Among the entries below, copy every line that carries the word "data".
---- Provided information
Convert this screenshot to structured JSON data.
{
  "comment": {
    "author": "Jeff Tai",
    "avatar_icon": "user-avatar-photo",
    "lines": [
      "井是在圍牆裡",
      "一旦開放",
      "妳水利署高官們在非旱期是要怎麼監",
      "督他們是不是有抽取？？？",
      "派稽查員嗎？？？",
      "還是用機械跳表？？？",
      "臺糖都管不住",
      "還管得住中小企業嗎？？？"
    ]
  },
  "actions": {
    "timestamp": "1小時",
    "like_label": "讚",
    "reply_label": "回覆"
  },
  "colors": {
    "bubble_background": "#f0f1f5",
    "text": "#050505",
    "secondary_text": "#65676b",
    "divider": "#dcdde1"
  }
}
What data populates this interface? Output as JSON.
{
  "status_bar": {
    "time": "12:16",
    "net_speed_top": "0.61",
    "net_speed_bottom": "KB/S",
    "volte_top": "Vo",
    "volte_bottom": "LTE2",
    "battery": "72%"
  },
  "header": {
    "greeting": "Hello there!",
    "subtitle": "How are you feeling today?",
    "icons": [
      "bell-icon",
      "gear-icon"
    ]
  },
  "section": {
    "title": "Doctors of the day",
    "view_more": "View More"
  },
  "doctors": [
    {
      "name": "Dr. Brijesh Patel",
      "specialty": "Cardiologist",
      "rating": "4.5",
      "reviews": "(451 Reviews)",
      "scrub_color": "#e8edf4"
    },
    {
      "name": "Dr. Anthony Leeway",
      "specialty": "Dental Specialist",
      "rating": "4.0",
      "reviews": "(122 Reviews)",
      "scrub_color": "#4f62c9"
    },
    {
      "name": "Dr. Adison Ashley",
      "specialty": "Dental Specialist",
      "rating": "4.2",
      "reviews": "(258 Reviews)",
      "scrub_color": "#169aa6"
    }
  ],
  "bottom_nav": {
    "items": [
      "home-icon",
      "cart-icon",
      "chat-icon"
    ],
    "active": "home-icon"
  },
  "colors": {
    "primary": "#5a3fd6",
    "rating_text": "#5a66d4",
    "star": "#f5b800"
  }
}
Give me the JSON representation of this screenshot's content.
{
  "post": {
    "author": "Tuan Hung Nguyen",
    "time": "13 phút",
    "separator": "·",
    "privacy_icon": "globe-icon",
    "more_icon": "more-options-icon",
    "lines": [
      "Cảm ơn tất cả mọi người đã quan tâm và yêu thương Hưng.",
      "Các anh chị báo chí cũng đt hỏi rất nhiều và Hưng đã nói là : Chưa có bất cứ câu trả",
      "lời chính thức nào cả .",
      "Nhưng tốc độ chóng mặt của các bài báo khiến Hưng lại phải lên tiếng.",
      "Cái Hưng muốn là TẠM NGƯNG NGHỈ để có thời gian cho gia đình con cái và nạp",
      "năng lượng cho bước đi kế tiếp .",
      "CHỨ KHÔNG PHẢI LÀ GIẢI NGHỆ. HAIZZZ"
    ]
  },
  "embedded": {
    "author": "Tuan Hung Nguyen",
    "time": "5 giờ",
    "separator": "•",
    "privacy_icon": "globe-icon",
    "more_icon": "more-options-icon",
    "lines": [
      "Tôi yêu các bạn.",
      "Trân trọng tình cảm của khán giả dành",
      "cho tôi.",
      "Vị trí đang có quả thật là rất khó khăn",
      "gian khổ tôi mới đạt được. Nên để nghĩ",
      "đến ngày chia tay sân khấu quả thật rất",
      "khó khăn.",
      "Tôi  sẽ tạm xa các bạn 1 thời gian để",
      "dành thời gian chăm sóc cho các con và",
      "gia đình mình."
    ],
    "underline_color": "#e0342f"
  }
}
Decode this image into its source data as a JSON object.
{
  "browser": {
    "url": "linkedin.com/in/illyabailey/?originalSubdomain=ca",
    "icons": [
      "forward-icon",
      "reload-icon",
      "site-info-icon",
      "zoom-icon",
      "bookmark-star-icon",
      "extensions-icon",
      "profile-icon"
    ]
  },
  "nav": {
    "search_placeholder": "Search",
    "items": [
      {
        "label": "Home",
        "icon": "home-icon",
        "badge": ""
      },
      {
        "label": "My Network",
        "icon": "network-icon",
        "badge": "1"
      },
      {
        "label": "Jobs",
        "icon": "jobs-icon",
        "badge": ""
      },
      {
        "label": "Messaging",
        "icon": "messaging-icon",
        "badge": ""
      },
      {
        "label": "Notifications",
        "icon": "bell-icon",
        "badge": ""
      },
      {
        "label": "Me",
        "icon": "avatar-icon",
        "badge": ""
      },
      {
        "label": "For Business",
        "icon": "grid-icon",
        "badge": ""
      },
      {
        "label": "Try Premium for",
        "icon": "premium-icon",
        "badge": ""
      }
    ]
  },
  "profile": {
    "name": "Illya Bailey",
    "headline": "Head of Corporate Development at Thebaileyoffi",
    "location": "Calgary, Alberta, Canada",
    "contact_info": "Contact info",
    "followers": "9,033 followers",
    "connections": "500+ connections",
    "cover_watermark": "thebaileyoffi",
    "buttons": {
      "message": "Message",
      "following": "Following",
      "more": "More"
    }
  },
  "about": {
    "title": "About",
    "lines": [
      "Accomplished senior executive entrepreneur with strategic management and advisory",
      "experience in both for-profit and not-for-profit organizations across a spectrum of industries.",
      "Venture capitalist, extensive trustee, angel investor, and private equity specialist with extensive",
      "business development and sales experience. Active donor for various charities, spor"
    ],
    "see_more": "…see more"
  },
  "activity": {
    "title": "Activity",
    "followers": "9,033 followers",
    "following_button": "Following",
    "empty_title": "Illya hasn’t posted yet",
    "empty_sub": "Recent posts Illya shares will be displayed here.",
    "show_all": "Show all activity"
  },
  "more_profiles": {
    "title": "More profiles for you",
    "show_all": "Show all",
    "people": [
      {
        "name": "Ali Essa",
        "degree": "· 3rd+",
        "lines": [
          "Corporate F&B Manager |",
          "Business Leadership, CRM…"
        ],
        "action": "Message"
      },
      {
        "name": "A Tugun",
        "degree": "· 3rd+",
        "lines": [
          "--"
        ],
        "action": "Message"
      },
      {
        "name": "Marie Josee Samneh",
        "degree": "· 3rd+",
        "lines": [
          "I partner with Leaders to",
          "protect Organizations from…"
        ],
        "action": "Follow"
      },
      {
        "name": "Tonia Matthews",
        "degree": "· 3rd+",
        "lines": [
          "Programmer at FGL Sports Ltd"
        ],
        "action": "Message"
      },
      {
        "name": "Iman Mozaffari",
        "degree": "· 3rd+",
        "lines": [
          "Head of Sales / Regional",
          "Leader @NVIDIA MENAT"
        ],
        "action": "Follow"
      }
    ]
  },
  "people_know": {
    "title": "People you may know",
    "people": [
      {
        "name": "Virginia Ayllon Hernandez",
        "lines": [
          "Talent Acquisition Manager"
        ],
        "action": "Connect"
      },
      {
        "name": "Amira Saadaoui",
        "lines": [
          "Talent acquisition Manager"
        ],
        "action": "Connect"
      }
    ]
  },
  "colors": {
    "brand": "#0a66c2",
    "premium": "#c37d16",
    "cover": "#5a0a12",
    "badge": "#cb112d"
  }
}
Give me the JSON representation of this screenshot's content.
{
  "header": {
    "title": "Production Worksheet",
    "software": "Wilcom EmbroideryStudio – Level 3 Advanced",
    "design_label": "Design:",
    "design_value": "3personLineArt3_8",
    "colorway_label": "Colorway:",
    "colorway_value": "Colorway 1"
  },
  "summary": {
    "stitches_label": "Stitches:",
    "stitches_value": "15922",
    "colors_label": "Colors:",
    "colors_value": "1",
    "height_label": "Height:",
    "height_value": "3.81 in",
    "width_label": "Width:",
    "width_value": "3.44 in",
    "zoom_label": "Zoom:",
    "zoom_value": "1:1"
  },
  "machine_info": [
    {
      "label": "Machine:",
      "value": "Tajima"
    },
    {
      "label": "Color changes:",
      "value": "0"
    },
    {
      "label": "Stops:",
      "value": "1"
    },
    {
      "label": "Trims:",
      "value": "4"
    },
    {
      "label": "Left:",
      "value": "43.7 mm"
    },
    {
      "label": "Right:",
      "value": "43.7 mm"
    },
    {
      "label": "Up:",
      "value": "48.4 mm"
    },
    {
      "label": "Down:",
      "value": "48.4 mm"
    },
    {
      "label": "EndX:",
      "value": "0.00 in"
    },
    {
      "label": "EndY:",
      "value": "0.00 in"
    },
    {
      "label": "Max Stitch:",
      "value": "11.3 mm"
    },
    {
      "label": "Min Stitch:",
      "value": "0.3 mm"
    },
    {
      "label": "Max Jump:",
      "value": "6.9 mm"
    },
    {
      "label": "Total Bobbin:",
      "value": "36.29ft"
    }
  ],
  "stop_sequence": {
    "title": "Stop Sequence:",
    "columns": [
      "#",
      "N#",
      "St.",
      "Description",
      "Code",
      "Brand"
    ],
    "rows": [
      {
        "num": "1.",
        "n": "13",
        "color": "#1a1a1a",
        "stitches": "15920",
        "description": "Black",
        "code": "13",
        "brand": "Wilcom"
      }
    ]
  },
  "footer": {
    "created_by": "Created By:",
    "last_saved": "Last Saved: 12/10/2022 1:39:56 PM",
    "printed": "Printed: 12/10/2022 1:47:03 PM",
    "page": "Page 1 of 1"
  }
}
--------
_Written response_
Convert this screenshot to structured JSON data.
What data populates this interface? Output as JSON.
Decode this image into its source data as a JSON object.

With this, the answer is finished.